The Morrison Government's IR omnibus legislation is seeking to extend the terms of large greenfields agreements to eight years, closing the door on lawful mid-project industrial action while new deals are negotiated.
A full Federal Court has confirmed that 150 workers were entitled to be paid for the 20-minute bus ride to a major energy project's security gate at the end of each shift, after one of the judges rejected a request to recuse himself because he had acted for the employer during negotiations for the deal at the heart of the dispute.
ACTU secretary Sally McManus will tonight use a "robo-call" to about 500,000 lower and middle-income households to explain the union movement's aims heading into the first of the Morrison Government's IR change discussions tomorrow.
A multinational's trouble-plagued deal for a major LNG project has again come back to bite it, with the Federal Court finding its arguments about unpaid allowances created "confusion" rather than clarity.
Employers are urging the Morrison Government to let greenfields and non-greenfields deals span the full life of major projects, without requiring them to reflect prevailing industry conditions, while legal experts say project owners and developers should be able to make them.
The FWC has referred its decision to terminate a nominally-expired greenfields agreement to general manager Bernadette O'Neill to consider whether its 2014 approval relied on inaccurate statutory declarations made by the employer's managing director and a CFMMEU State leader.
The FWC has held that a construction giant did not breach good faith bargaining requirements by secretly making two greenfields deals with the AWU without telling other unions who believed they were jointly negotiating a project agreement.
Now that the Morrison Government has decided to extend the maximum terms of greenfields agreements for major projects, employers say the principle should apply more widely to non-greenfields agreements covering subcontractors on such jobs.

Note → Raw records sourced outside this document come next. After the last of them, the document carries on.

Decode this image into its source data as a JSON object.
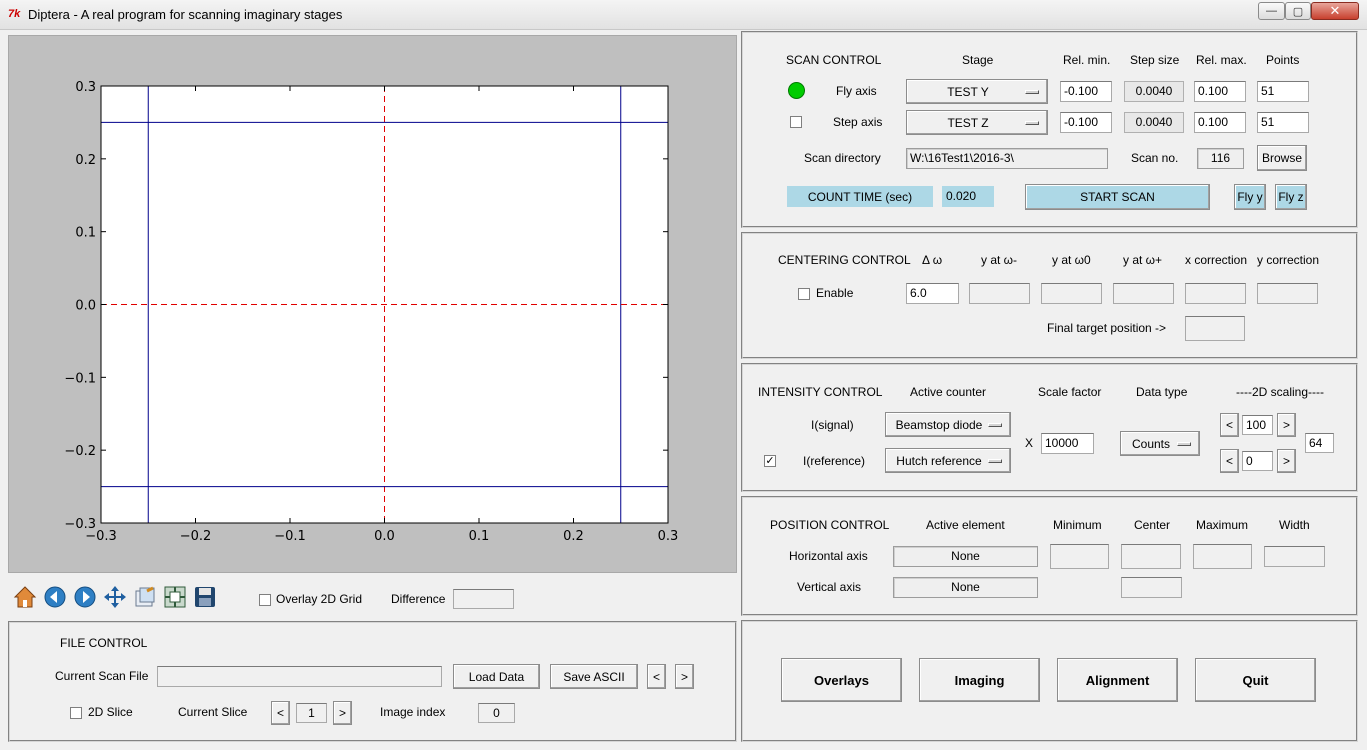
{
  "window": {
    "title": "Diptera - A real program for scanning imaginary stages",
    "icon": "tk-feather-icon",
    "controls": {
      "minimize": "—",
      "maximize": "▢",
      "close": "✕"
    }
  },
  "plot": {
    "chart_data": {
      "type": "line",
      "xlim": [
        -0.3,
        0.3
      ],
      "ylim": [
        -0.3,
        0.3
      ],
      "x_ticks": [
        "−0.3",
        "−0.2",
        "−0.1",
        "0.0",
        "0.1",
        "0.2",
        "0.3"
      ],
      "y_ticks": [
        "0.3",
        "0.2",
        "0.1",
        "0.0",
        "−0.1",
        "−0.2",
        "−0.3"
      ],
      "vertical_lines": [
        {
          "x": -0.25,
          "color": "#00008b",
          "style": "solid"
        },
        {
          "x": 0.25,
          "color": "#00008b",
          "style": "solid"
        },
        {
          "x": 0.0,
          "color": "#e00000",
          "style": "dashed"
        }
      ],
      "horizontal_lines": [
        {
          "y": 0.25,
          "color": "#00008b",
          "style": "solid"
        },
        {
          "y": -0.25,
          "color": "#00008b",
          "style": "solid"
        },
        {
          "y": 0.0,
          "color": "#e00000",
          "style": "dashed"
        }
      ]
    }
  },
  "toolbar": {
    "tools": [
      "home-icon",
      "back-icon",
      "forward-icon",
      "pan-icon",
      "configure-icon",
      "zoom-icon",
      "save-icon"
    ],
    "overlay_label": "Overlay 2D Grid",
    "overlay_checked": false,
    "difference_label": "Difference",
    "difference_value": ""
  },
  "file_control": {
    "title": "FILE CONTROL",
    "current_scan_file_label": "Current Scan File",
    "current_scan_file_value": "",
    "load_data": "Load Data",
    "save_ascii": "Save ASCII",
    "prev": "<",
    "next": ">",
    "slice_2d_label": "2D Slice",
    "current_slice_label": "Current Slice",
    "slice_prev": "<",
    "slice_value": "1",
    "slice_next": ">",
    "image_index_label": "Image index",
    "image_index_value": "0"
  },
  "scan_control": {
    "title": "SCAN CONTROL",
    "headers": {
      "stage": "Stage",
      "rel_min": "Rel. min.",
      "step": "Step size",
      "rel_max": "Rel. max.",
      "points": "Points"
    },
    "fly": {
      "label": "Fly axis",
      "stage": "TEST Y",
      "rel_min": "-0.100",
      "step": "0.0040",
      "rel_max": "0.100",
      "points": "51",
      "indicator_color": "#00cc00"
    },
    "step_axis": {
      "label": "Step axis",
      "stage": "TEST Z",
      "rel_min": "-0.100",
      "step": "0.0040",
      "rel_max": "0.100",
      "points": "51"
    },
    "dir_label": "Scan directory",
    "dir_value": "W:\\16Test1\\2016-3\\",
    "scan_no_label": "Scan no.",
    "scan_no_value": "116",
    "browse": "Browse",
    "count_time_label": "COUNT TIME (sec)",
    "count_time_value": "0.020",
    "start_scan": "START SCAN",
    "fly_y": "Fly y",
    "fly_z": "Fly z"
  },
  "centering": {
    "title": "CENTERING CONTROL",
    "headers": {
      "delta": "Δ ω",
      "y_minus": "y at ω-",
      "y0": "y at ω0",
      "y_plus": "y at ω+",
      "xcorr": "x correction",
      "ycorr": "y correction"
    },
    "enable_label": "Enable",
    "delta_value": "6.0",
    "final_label": "Final target position ->"
  },
  "intensity": {
    "title": "INTENSITY CONTROL",
    "headers": {
      "counter": "Active counter",
      "scale": "Scale factor",
      "dtype": "Data type",
      "scaling": "----2D scaling----"
    },
    "signal_label": "I(signal)",
    "signal_value": "Beamstop diode",
    "ref_label": "I(reference)",
    "ref_value": "Hutch reference",
    "ref_checked": true,
    "x_label": "X",
    "scale_value": "10000",
    "dtype_value": "Counts",
    "lt": "<",
    "gt": ">",
    "scale_hi": "100",
    "scale_lo": "0",
    "scale_extra": "64"
  },
  "position": {
    "title": "POSITION CONTROL",
    "headers": {
      "element": "Active element",
      "min": "Minimum",
      "center": "Center",
      "max": "Maximum",
      "width": "Width"
    },
    "horiz_label": "Horizontal axis",
    "horiz_value": "None",
    "vert_label": "Vertical axis",
    "vert_value": "None"
  },
  "nav": {
    "overlays": "Overlays",
    "imaging": "Imaging",
    "alignment": "Alignment",
    "quit": "Quit"
  }
}
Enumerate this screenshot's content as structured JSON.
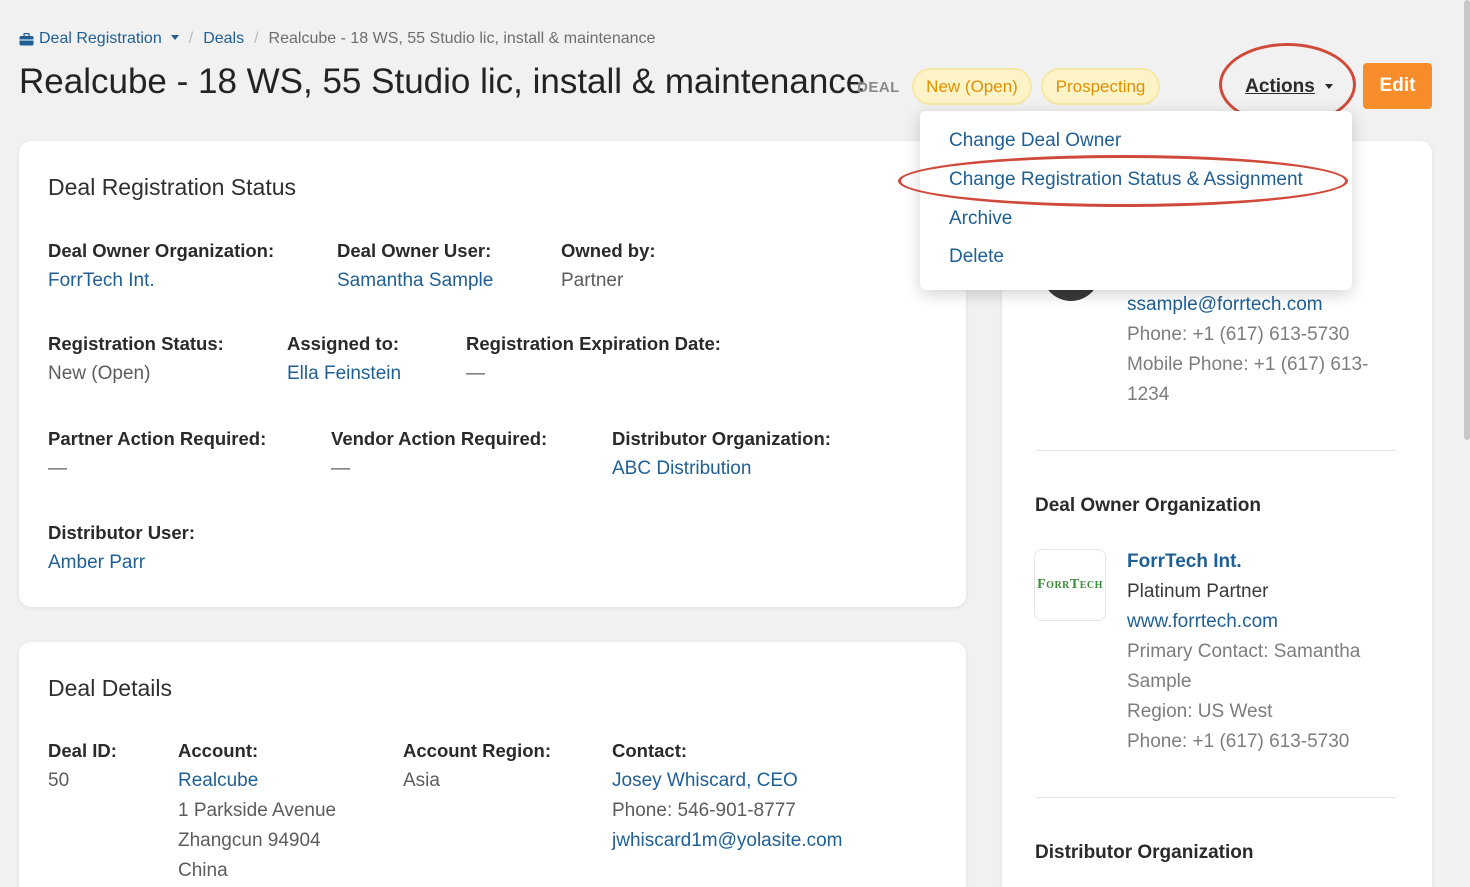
{
  "breadcrumb": {
    "root": "Deal Registration",
    "parent": "Deals",
    "current": "Realcube - 18 WS, 55 Studio lic, install & maintenance",
    "separator": "/"
  },
  "header": {
    "title": "Realcube - 18 WS, 55 Studio lic, install & maintenance",
    "type_tag": "DEAL",
    "status_pill": "New (Open)",
    "stage_pill": "Prospecting",
    "actions_label": "Actions",
    "edit_label": "Edit"
  },
  "actions_menu": {
    "items": [
      "Change Deal Owner",
      "Change Registration Status & Assignment",
      "Archive",
      "Delete"
    ]
  },
  "status_card": {
    "title": "Deal Registration Status",
    "deal_owner_org": {
      "label": "Deal Owner Organization:",
      "value": "ForrTech Int."
    },
    "deal_owner_user": {
      "label": "Deal Owner User:",
      "value": "Samantha Sample"
    },
    "owned_by": {
      "label": "Owned by:",
      "value": "Partner"
    },
    "registration_status": {
      "label": "Registration Status:",
      "value": "New (Open)"
    },
    "assigned_to": {
      "label": "Assigned to:",
      "value": "Ella Feinstein"
    },
    "expiration_date": {
      "label": "Registration Expiration Date:",
      "value": "—"
    },
    "partner_action": {
      "label": "Partner Action Required:",
      "value": "—"
    },
    "vendor_action": {
      "label": "Vendor Action Required:",
      "value": "—"
    },
    "distributor_org": {
      "label": "Distributor Organization:",
      "value": "ABC Distribution"
    },
    "distributor_user": {
      "label": "Distributor User:",
      "value": "Amber Parr"
    }
  },
  "details_card": {
    "title": "Deal Details",
    "deal_id": {
      "label": "Deal ID:",
      "value": "50"
    },
    "account": {
      "label": "Account:",
      "name": "Realcube",
      "address1": "1 Parkside Avenue",
      "address2": "Zhangcun 94904",
      "country": "China"
    },
    "account_region": {
      "label": "Account Region:",
      "value": "Asia"
    },
    "contact": {
      "label": "Contact:",
      "name": "Josey Whiscard, CEO",
      "phone": "Phone: 546-901-8777",
      "email": "jwhiscard1m@yolasite.com"
    }
  },
  "side_card": {
    "owner_email": "ssample@forrtech.com",
    "owner_phone": "Phone: +1 (617) 613-5730",
    "owner_mobile_1": "Mobile Phone: +1 (617) 613-",
    "owner_mobile_2": "1234",
    "org_heading": "Deal Owner Organization",
    "org_logo_text": "ForrTech",
    "org_name": "ForrTech Int.",
    "org_tier": "Platinum Partner",
    "org_website": "www.forrtech.com",
    "org_contact_1": "Primary Contact: Samantha",
    "org_contact_2": "Sample",
    "org_region": "Region: US West",
    "org_phone": "Phone: +1 (617) 613-5730",
    "distributor_heading": "Distributor Organization"
  },
  "colors": {
    "accent_orange": "#f78c2a",
    "link_blue": "#1f5f94",
    "pill_text": "#e09000",
    "annotation_red": "#cf4a3a"
  }
}
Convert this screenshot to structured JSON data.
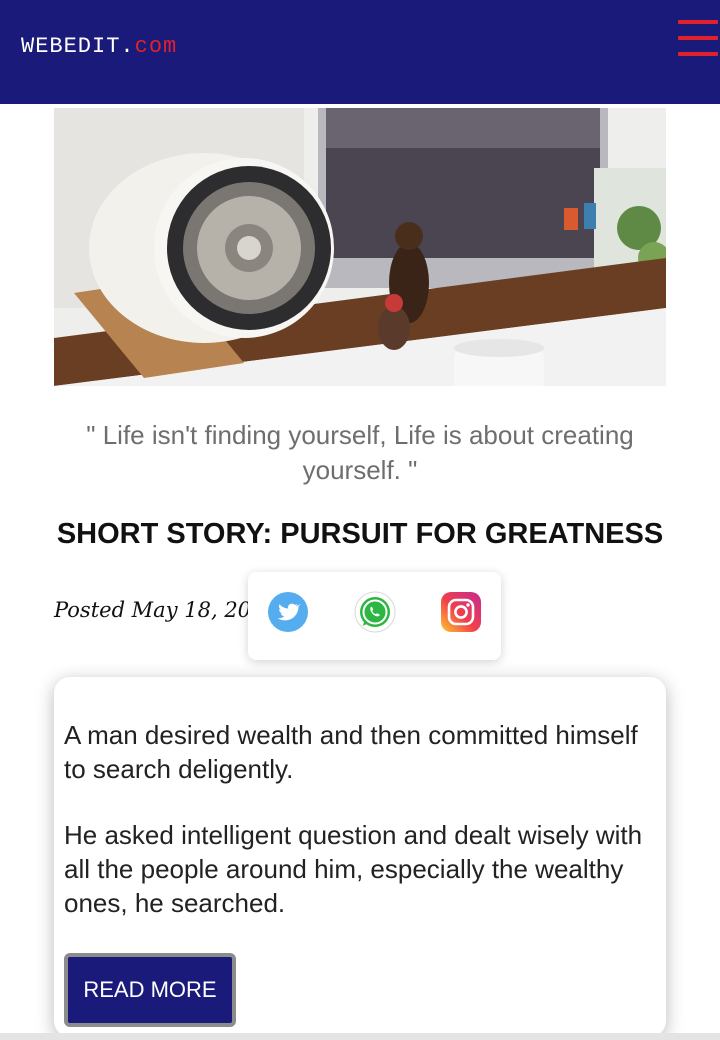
{
  "header": {
    "brand_name": "WEBEDIT.",
    "brand_tld": "com",
    "bg_color": "#1a1a7a",
    "accent_color": "#e0202a",
    "menu_icon": "hamburger-menu-icon"
  },
  "hero": {
    "image_name": "desk-speaker-photo"
  },
  "quote": "\" Life isn't finding yourself, Life is about creating yourself. \"",
  "post": {
    "title": "SHORT STORY: PURSUIT FOR GREATNESS",
    "posted": "Posted May 18, 2021"
  },
  "share": {
    "icons": [
      "twitter-icon",
      "whatsapp-icon",
      "instagram-icon"
    ]
  },
  "excerpt": {
    "paragraph_1": "A man desired wealth and then committed himself to search deligently.",
    "paragraph_2": "He asked intelligent question and dealt wisely with all the people around him, especially the wealthy ones, he searched.",
    "read_more_label": "READ MORE"
  }
}
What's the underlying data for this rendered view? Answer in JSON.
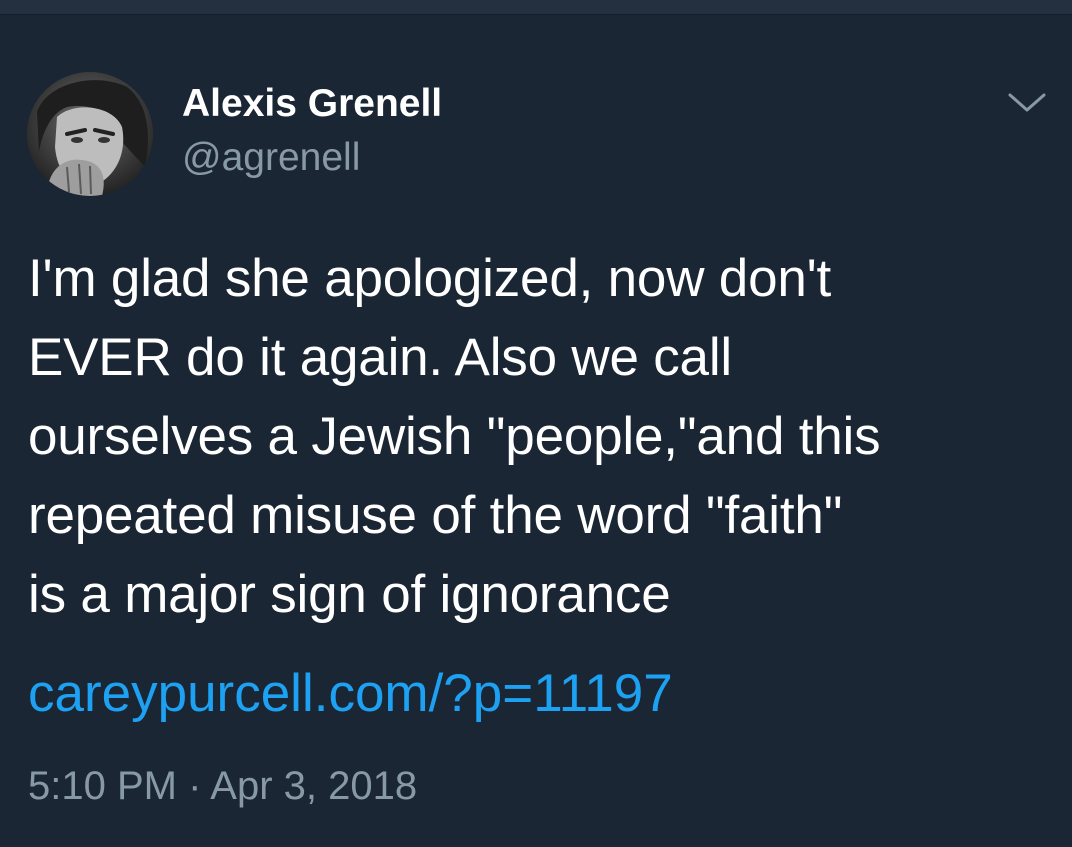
{
  "tweet": {
    "author": {
      "display_name": "Alexis Grenell",
      "handle": "@agrenell",
      "avatar_icon": "user-avatar-photo"
    },
    "menu_icon": "chevron-down-icon",
    "text": "I'm glad she apologized, now don't\nEVER do it again. Also we call\nourselves a Jewish \"people,\"and this\nrepeated misuse of the word \"faith\"\nis a major sign of ignorance",
    "link": "careypurcell.com/?p=11197",
    "timestamp": "5:10 PM · Apr 3, 2018"
  },
  "colors": {
    "background": "#1b2634",
    "text_primary": "#ffffff",
    "text_secondary": "#8899a6",
    "link": "#1da1f2"
  }
}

In a decision traversing some of the challenges of protecting hard-won conditions in a difficult commercial environment, the CFMMEU has failed to block the termination of a construction deal no longer covering any workers after the company argued its uncompetitive terms and conditions hampered its ability to win new contracts.